*Work to be completed*: All of the data must be output exactly, with every picture left out.

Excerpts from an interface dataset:

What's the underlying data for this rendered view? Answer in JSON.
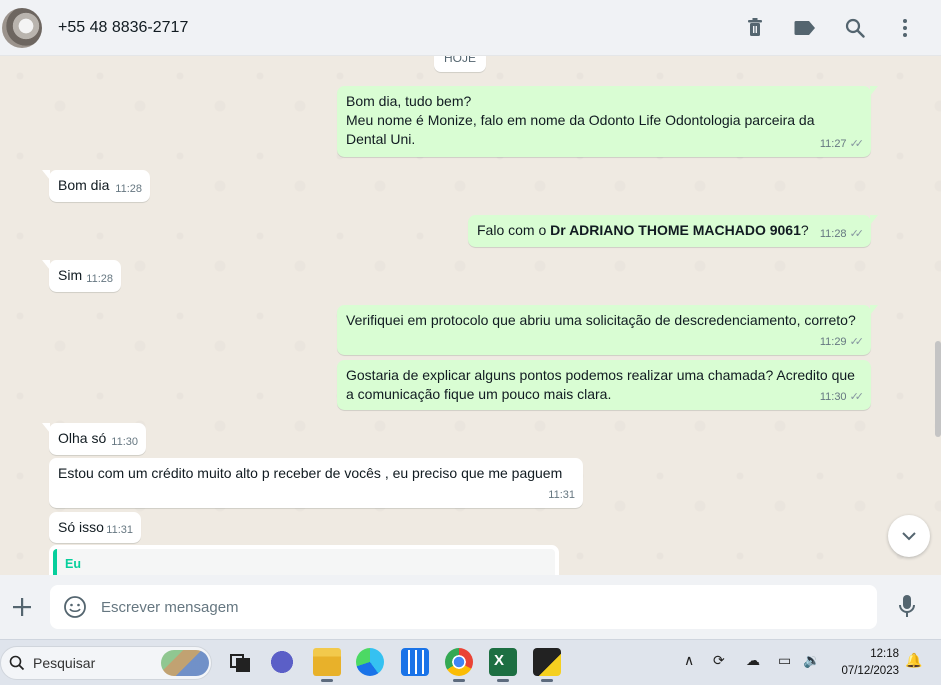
{
  "header": {
    "contact": "+55 48 8836-2717",
    "actions": [
      "delete-icon",
      "label-icon",
      "search-icon",
      "menu-icon"
    ]
  },
  "chat": {
    "date_chip": "HOJE",
    "messages": [
      {
        "dir": "out",
        "lines": [
          "Bom dia, tudo bem?",
          "Meu nome é Monize, falo em nome da Odonto Life Odontologia parceira da",
          "Dental Uni."
        ],
        "time": "11:27"
      },
      {
        "dir": "in",
        "text": "Bom dia",
        "time": "11:28"
      },
      {
        "dir": "out",
        "prefix": "Falo com o ",
        "bold": "Dr ADRIANO THOME MACHADO 9061",
        "suffix": "?",
        "time": "11:28"
      },
      {
        "dir": "in",
        "text": "Sim",
        "time": "11:28"
      },
      {
        "dir": "out",
        "text": "Verifiquei em protocolo que abriu uma solicitação de descredenciamento, correto?",
        "time": "11:29"
      },
      {
        "dir": "out",
        "lines": [
          "Gostaria de explicar alguns pontos podemos realizar uma chamada? Acredito que",
          "a comunicação fique um pouco mais clara."
        ],
        "time": "11:30"
      },
      {
        "dir": "in",
        "text": "Olha só",
        "time": "11:30"
      },
      {
        "dir": "in",
        "text": "Estou com um crédito muito alto p receber de vocês , eu preciso que me paguem",
        "time": "11:31"
      },
      {
        "dir": "in",
        "text": "Só isso",
        "time": "11:31"
      }
    ],
    "quote_author": "Eu",
    "ticks": "✓✓"
  },
  "compose": {
    "placeholder": "Escrever mensagem"
  },
  "taskbar": {
    "search_label": "Pesquisar",
    "time": "12:18",
    "date": "07/12/2023",
    "colors": {
      "whatsapp_green": "#d9fdd3",
      "accent": "#06cf9c"
    }
  }
}
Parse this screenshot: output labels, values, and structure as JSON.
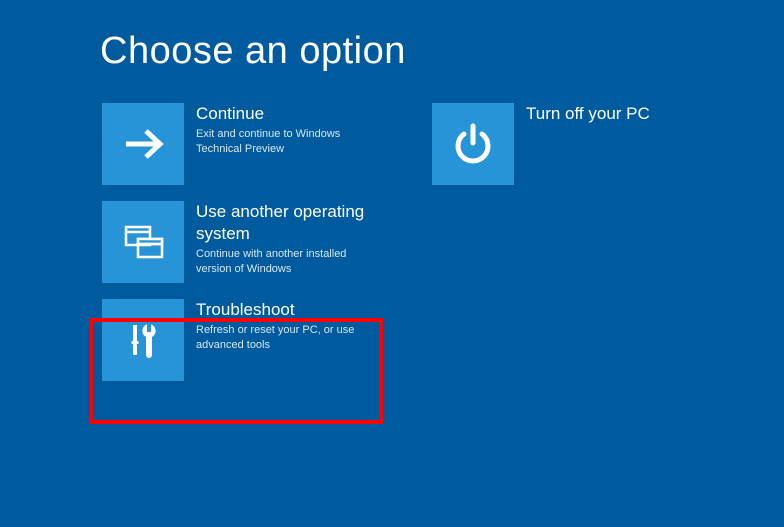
{
  "title": "Choose an option",
  "options": [
    {
      "label": "Continue",
      "desc": "Exit and continue to Windows Technical Preview",
      "icon": "arrow-right-icon"
    },
    {
      "label": "Use another operating system",
      "desc": "Continue with another installed version of Windows",
      "icon": "windows-icon"
    },
    {
      "label": "Troubleshoot",
      "desc": "Refresh or reset your PC, or use advanced tools",
      "icon": "tools-icon"
    },
    {
      "label": "Turn off your PC",
      "desc": "",
      "icon": "power-icon"
    }
  ],
  "highlighted_index": 2
}
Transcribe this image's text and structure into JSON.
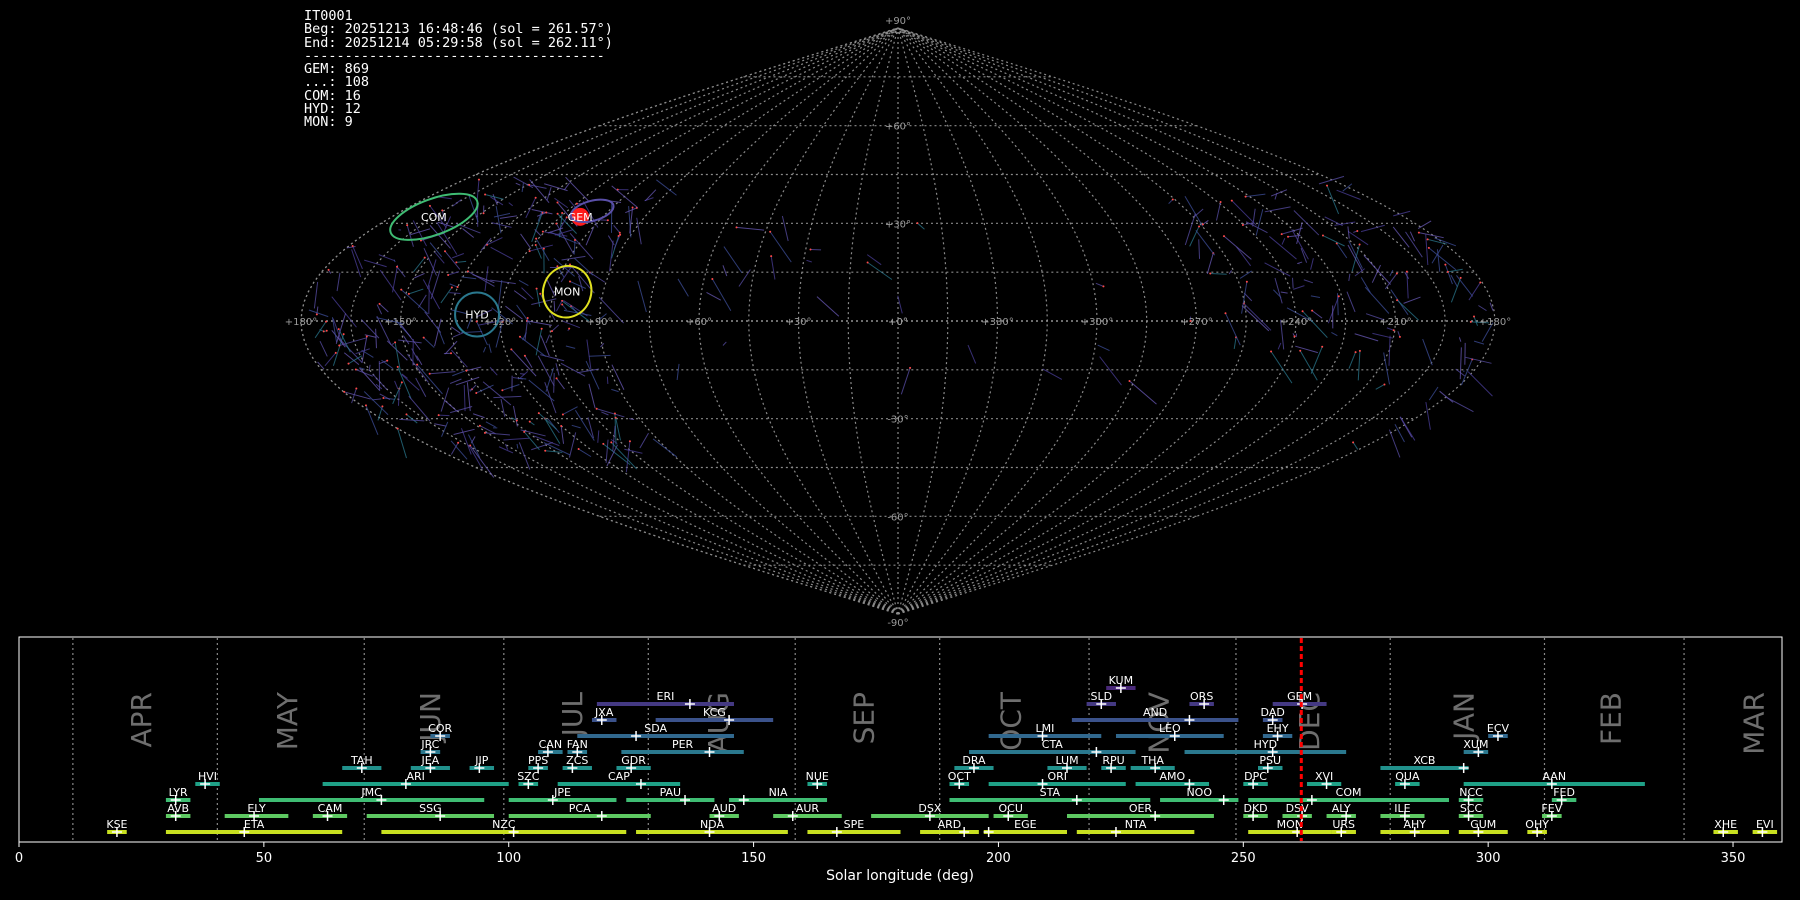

*The answer*:
What's the underlying data for this rendered view? Answer in JSON.
{
  "header": {
    "contact": "+55 48 8836-2717",
    "actions": [
      "delete-icon",
      "label-icon",
      "search-icon",
      "menu-icon"
    ]
  },
  "chat": {
    "date_chip": "HOJE",
    "messages": [
      {
        "dir": "out",
        "lines": [
          "Bom dia, tudo bem?",
          "Meu nome é Monize, falo em nome da Odonto Life Odontologia parceira da",
          "Dental Uni."
        ],
        "time": "11:27"
      },
      {
        "dir": "in",
        "text": "Bom dia",
        "time": "11:28"
      },
      {
        "dir": "out",
        "prefix": "Falo com o ",
        "bold": "Dr ADRIANO THOME MACHADO 9061",
        "suffix": "?",
        "time": "11:28"
      },
      {
        "dir": "in",
        "text": "Sim",
        "time": "11:28"
      },
      {
        "dir": "out",
        "text": "Verifiquei em protocolo que abriu uma solicitação de descredenciamento, correto?",
        "time": "11:29"
      },
      {
        "dir": "out",
        "lines": [
          "Gostaria de explicar alguns pontos podemos realizar uma chamada? Acredito que",
          "a comunicação fique um pouco mais clara."
        ],
        "time": "11:30"
      },
      {
        "dir": "in",
        "text": "Olha só",
        "time": "11:30"
      },
      {
        "dir": "in",
        "text": "Estou com um crédito muito alto p receber de vocês , eu preciso que me paguem",
        "time": "11:31"
      },
      {
        "dir": "in",
        "text": "Só isso",
        "time": "11:31"
      }
    ],
    "quote_author": "Eu",
    "ticks": "✓✓"
  },
  "compose": {
    "placeholder": "Escrever mensagem"
  },
  "taskbar": {
    "search_label": "Pesquisar",
    "time": "12:18",
    "date": "07/12/2023",
    "colors": {
      "whatsapp_green": "#d9fdd3",
      "accent": "#06cf9c"
    }
  }
}
Parse this screenshot: output labels, values, and structure as JSON.
{
  "title": "Choose an option",
  "options": [
    {
      "label": "Continue",
      "desc": "Exit and continue to Windows Technical Preview",
      "icon": "arrow-right-icon"
    },
    {
      "label": "Use another operating system",
      "desc": "Continue with another installed version of Windows",
      "icon": "windows-icon"
    },
    {
      "label": "Troubleshoot",
      "desc": "Refresh or reset your PC, or use advanced tools",
      "icon": "tools-icon"
    },
    {
      "label": "Turn off your PC",
      "desc": "",
      "icon": "power-icon"
    }
  ],
  "highlighted_index": 2
}
Transcribe this image's text and structure into JSON.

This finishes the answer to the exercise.